Contrary to popular belief, The Departed is not based on the famous Boston criminal Whitey Bulger, even though it sure feels like it. It’s actually a remake of the Hong Kong film Internal Affairs. This riveting gangster drama stars some of the biggest names in Hollywood, from Jack Nicholson and Leonardo DiCaprio to some of our favorite Bostonian actors, Matt Damon and Mark Wahlberg. In addition to its phenomenal ensemble (I'm still baffled at how Mark Wahlberg was the only actor in this masterpiece to get nominated for an Oscar), it’s directed by the legendary Martin Scorsese, who directed the fucking hell out of this film, leading it to not only win Best Picture at the Academy Awards, but also netting Scorsese his first and (to date) only Best Director Oscar.
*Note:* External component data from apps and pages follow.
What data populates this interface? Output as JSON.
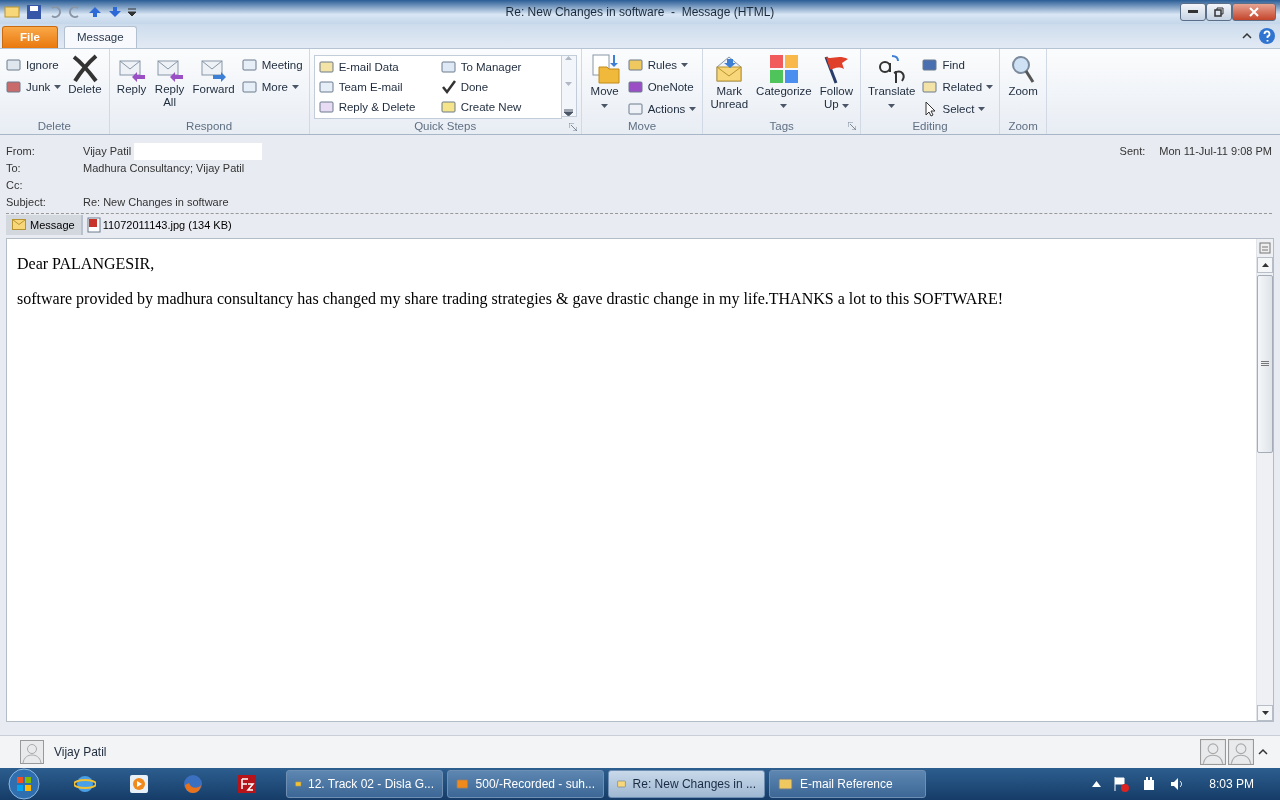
{
  "window": {
    "title": "Re: New Changes in software  -  Message (HTML)"
  },
  "tabs": [
    {
      "label": "File",
      "kind": "file",
      "selected": false
    },
    {
      "label": "Message",
      "kind": "tab",
      "selected": true
    }
  ],
  "ribbon": {
    "groups": [
      {
        "label": "Delete",
        "launcher": false,
        "kind": "buttons",
        "buttons": [
          {
            "kind": "small",
            "lines": [
              "Ignore"
            ],
            "dropdown": false
          },
          {
            "kind": "small",
            "lines": [
              "Junk"
            ],
            "dropdown": true
          },
          {
            "kind": "large",
            "lines": [
              "Delete"
            ],
            "dropdown": false
          }
        ]
      },
      {
        "label": "Respond",
        "launcher": false,
        "kind": "buttons",
        "buttons": [
          {
            "kind": "large",
            "lines": [
              "Reply"
            ],
            "dropdown": false
          },
          {
            "kind": "large",
            "lines": [
              "Reply",
              "All"
            ],
            "dropdown": false
          },
          {
            "kind": "large",
            "lines": [
              "Forward"
            ],
            "dropdown": false
          },
          {
            "kind": "small",
            "lines": [
              "Meeting"
            ],
            "dropdown": false
          },
          {
            "kind": "small",
            "lines": [
              "More"
            ],
            "dropdown": true
          }
        ]
      },
      {
        "label": "Quick Steps",
        "launcher": true,
        "kind": "gallery",
        "buttons": [
          {
            "kind": "small",
            "lines": [
              "E-mail Data"
            ],
            "dropdown": false
          },
          {
            "kind": "small",
            "lines": [
              "To Manager"
            ],
            "dropdown": false
          },
          {
            "kind": "small",
            "lines": [
              "Team E-mail"
            ],
            "dropdown": false
          },
          {
            "kind": "small",
            "lines": [
              "Done"
            ],
            "dropdown": false
          },
          {
            "kind": "small",
            "lines": [
              "Reply & Delete"
            ],
            "dropdown": false
          },
          {
            "kind": "small",
            "lines": [
              "Create New"
            ],
            "dropdown": false
          }
        ]
      },
      {
        "label": "Move",
        "launcher": false,
        "kind": "buttons",
        "buttons": [
          {
            "kind": "large",
            "lines": [
              "Move"
            ],
            "dropdown": true
          },
          {
            "kind": "small",
            "lines": [
              "Rules"
            ],
            "dropdown": true
          },
          {
            "kind": "small",
            "lines": [
              "OneNote"
            ],
            "dropdown": false
          },
          {
            "kind": "small",
            "lines": [
              "Actions"
            ],
            "dropdown": true
          }
        ]
      },
      {
        "label": "Tags",
        "launcher": true,
        "kind": "buttons",
        "buttons": [
          {
            "kind": "large",
            "lines": [
              "Mark",
              "Unread"
            ],
            "dropdown": false
          },
          {
            "kind": "large",
            "lines": [
              "Categorize"
            ],
            "dropdown": true
          },
          {
            "kind": "large",
            "lines": [
              "Follow",
              "Up"
            ],
            "dropdown": true
          }
        ]
      },
      {
        "label": "Editing",
        "launcher": false,
        "kind": "buttons",
        "buttons": [
          {
            "kind": "large",
            "lines": [
              "Translate"
            ],
            "dropdown": true
          },
          {
            "kind": "small",
            "lines": [
              "Find"
            ],
            "dropdown": false
          },
          {
            "kind": "small",
            "lines": [
              "Related"
            ],
            "dropdown": true
          },
          {
            "kind": "small",
            "lines": [
              "Select"
            ],
            "dropdown": true
          }
        ]
      },
      {
        "label": "Zoom",
        "launcher": false,
        "kind": "buttons",
        "buttons": [
          {
            "kind": "large",
            "lines": [
              "Zoom"
            ],
            "dropdown": false
          }
        ]
      }
    ]
  },
  "header": {
    "fields": [
      {
        "label": "From:",
        "value": "Vijay Patil",
        "redacted": true
      },
      {
        "label": "To:",
        "value": "Madhura Consultancy; Vijay Patil",
        "redacted": false
      },
      {
        "label": "Cc:",
        "redacted": false
      },
      {
        "label": "Subject:",
        "value": "Re: New Changes in software",
        "redacted": false
      }
    ],
    "sent": {
      "label": "Sent:",
      "value": "Mon 11-Jul-11 9:08 PM"
    }
  },
  "attachments": {
    "message_tab": {
      "label": "Message",
      "selected": true
    },
    "files": [
      {
        "label": "11072011143.jpg (134 KB)"
      }
    ]
  },
  "body": {
    "paragraphs": [
      "Dear PALANGESIR,",
      "software provided by madhura consultancy has changed my share trading strategies & gave drastic change in my life.THANKS a lot to this SOFTWARE!"
    ]
  },
  "people_pane": {
    "name": "Vijay Patil"
  },
  "taskbar": {
    "buttons": [
      {
        "label": "12. Track 02 - Disla G...",
        "selected": false
      },
      {
        "label": "500/-Recorded - suh...",
        "selected": false
      },
      {
        "label": "Re: New Changes in ...",
        "selected": true
      },
      {
        "label": "E-mail Reference",
        "selected": false
      }
    ],
    "clock": "8:03 PM"
  }
}
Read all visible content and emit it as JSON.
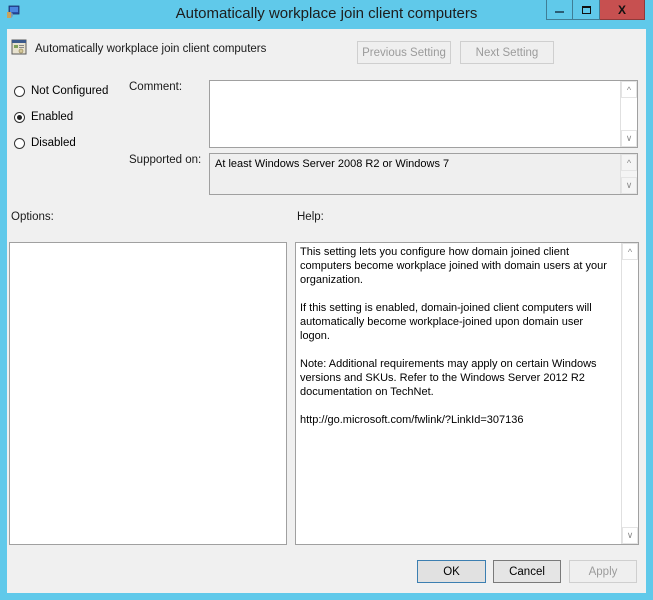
{
  "window": {
    "title": "Automatically workplace join client computers",
    "icon": "group-policy-icon",
    "controls": {
      "minimize": "minimize-icon",
      "maximize": "maximize-icon",
      "close": "close-icon"
    }
  },
  "header": {
    "policy_name": "Automatically workplace join client computers",
    "policy_icon": "policy-setting-icon",
    "previous_label": "Previous Setting",
    "next_label": "Next Setting"
  },
  "state": {
    "options": [
      {
        "label": "Not Configured",
        "selected": false
      },
      {
        "label": "Enabled",
        "selected": true
      },
      {
        "label": "Disabled",
        "selected": false
      }
    ]
  },
  "comment": {
    "label": "Comment:",
    "value": ""
  },
  "supported": {
    "label": "Supported on:",
    "value": "At least Windows Server 2008 R2 or Windows 7"
  },
  "options_panel": {
    "label": "Options:"
  },
  "help_panel": {
    "label": "Help:",
    "paragraphs": [
      "This setting lets you configure how domain joined client computers become workplace joined with domain users at your organization.",
      "If this setting is enabled, domain-joined client computers will automatically become workplace-joined upon domain user logon.",
      "Note: Additional requirements may apply on certain Windows versions and SKUs.  Refer to the Windows Server 2012 R2 documentation on TechNet.",
      "http://go.microsoft.com/fwlink/?LinkId=307136"
    ]
  },
  "footer": {
    "ok_label": "OK",
    "cancel_label": "Cancel",
    "apply_label": "Apply"
  }
}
This movie drips with authentic Boston vibes, from its nitty-gritty underground gangster crime story to casually throwing the F-bomb around 237 times. And, oh man, while that ending shot may be considered divisive (which baffles me), it’s personally one of my favorite symbolic endings in any film. At the end of the day, not only is The Departed a top-tier Scorsese film, it’s a top-tier Boston flick.
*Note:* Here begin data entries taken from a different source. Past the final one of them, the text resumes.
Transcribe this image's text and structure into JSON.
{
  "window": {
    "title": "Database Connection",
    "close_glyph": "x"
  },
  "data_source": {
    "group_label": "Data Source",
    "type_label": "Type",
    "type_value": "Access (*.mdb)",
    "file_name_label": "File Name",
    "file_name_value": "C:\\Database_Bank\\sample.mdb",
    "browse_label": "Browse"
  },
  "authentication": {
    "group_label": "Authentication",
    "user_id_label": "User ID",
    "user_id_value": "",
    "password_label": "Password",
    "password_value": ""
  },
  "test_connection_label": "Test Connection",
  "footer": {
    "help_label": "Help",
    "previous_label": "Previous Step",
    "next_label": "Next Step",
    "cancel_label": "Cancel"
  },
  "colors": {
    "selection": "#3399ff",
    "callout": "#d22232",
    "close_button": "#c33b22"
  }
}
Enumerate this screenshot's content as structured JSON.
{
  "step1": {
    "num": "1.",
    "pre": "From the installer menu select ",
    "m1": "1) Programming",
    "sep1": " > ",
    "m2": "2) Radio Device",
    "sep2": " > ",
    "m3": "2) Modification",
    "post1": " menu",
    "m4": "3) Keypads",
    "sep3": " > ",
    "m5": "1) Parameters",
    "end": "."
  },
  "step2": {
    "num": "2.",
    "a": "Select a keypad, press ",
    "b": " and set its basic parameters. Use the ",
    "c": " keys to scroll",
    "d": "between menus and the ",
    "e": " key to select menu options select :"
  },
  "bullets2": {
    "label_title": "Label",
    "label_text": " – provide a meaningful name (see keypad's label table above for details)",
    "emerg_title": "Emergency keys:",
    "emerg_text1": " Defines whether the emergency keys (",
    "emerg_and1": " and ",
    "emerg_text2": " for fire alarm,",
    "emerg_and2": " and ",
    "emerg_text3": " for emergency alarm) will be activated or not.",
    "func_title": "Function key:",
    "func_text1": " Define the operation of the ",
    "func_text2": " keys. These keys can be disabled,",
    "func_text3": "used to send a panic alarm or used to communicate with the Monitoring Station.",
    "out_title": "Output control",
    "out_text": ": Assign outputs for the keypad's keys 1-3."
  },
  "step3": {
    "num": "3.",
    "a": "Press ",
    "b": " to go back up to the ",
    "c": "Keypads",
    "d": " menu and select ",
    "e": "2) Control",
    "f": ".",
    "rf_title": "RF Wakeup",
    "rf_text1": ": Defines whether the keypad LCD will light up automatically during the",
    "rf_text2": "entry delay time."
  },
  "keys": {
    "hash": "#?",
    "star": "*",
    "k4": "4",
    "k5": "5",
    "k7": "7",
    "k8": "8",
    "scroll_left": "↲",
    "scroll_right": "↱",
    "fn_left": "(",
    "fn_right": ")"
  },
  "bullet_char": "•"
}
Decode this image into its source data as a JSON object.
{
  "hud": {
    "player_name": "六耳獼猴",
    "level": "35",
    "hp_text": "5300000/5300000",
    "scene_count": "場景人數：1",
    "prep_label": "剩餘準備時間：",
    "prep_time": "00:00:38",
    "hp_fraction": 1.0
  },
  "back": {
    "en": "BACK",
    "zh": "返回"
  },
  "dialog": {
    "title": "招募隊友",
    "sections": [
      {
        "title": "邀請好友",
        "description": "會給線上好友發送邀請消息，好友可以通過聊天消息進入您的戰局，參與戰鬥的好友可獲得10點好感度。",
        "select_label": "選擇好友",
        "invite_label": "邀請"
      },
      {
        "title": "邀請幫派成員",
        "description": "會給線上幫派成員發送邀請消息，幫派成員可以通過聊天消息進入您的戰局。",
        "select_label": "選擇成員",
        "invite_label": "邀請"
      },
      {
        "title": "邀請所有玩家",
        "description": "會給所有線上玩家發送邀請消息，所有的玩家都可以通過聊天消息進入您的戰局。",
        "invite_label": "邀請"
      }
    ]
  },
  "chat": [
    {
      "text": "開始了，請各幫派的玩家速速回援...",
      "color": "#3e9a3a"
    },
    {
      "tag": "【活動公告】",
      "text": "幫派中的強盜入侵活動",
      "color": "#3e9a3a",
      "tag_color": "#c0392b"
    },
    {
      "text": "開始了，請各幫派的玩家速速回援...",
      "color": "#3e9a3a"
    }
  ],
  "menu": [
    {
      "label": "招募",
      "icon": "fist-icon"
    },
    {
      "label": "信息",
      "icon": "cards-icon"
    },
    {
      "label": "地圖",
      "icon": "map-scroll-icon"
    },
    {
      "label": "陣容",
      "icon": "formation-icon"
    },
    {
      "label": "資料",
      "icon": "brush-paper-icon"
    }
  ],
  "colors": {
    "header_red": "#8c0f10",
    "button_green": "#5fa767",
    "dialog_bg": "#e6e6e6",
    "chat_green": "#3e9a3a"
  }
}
GOOD WILL HUNTING (1997)
The movie that birthed two of the biggest Boston names, Matt Damon and Ben Affleck, catapulting them to Hollywood success, is Good Will Hunting. Without this film, we may have never gotten these two brilliant and talented men, a duo that ended up winning Best Original Screenplay for this gem. What they were able to capture in this coming-of-age story is not only raw but elegantly masterful. We also got one of my favorite performances from my favorite actor, Robin Williams, who deservedly won an Oscar for his portrayal as the therapist to Damon’s character. This story about a few guys from Southie learning the importance of thinking for themselves and overcoming the trauma in their lives is something that many can connect with, even if you're not from our neck of the woods. Overall, this film opened the floodgates to the Boston scene, and its existence has influenced many Boston-set films. I don’t know about you, but I sure as hell liked them apples and this movie!
THE TOWN (2010)
The most wicked awesome Boston movie on my list goes too… The Town! In my opinion, it’s the most authentic Boston-based film, from the raw performances and stellar accents (Jeremy Renner gets two thumbs up in my book for the best Boston accent from a non-Bostonian) to attempting to pull off the most epic heist in robbing Fenway Park. Having shot these brutal action sequences in and around the neighborhoods of Boston makes this flick all the more rich and magical. Ben Affleck does a phenomenal job in front of and behind the camera in what I consider his best film to date, and what he’s able to capture in this tense and exhilarating drama makes it one of the best modern heist films. Loosely adapted from Chuck Hogan's 2004 novel Prince of Thieves, The Town follows a group of guys from Charlestown who gravitate towards a life of crime, robbing banks and armored cars, and the difficulties of being unable to escape their circumstances. The filmmakers even managed to work with real-life Boston criminals to provide in-depth details to make the story and robberies feel that much more enhanced and real. If that ain’t Boston enough for you, I don’t know what is.
Photo Credits: Photo 1 - 20th Century Studios; Photo 2 - Open Road Films; Photo 3, 7 - Miramax Films; Photo 4, 6, 8 - Warner Bros. Pictures; Photo 5 - Paramount Pictures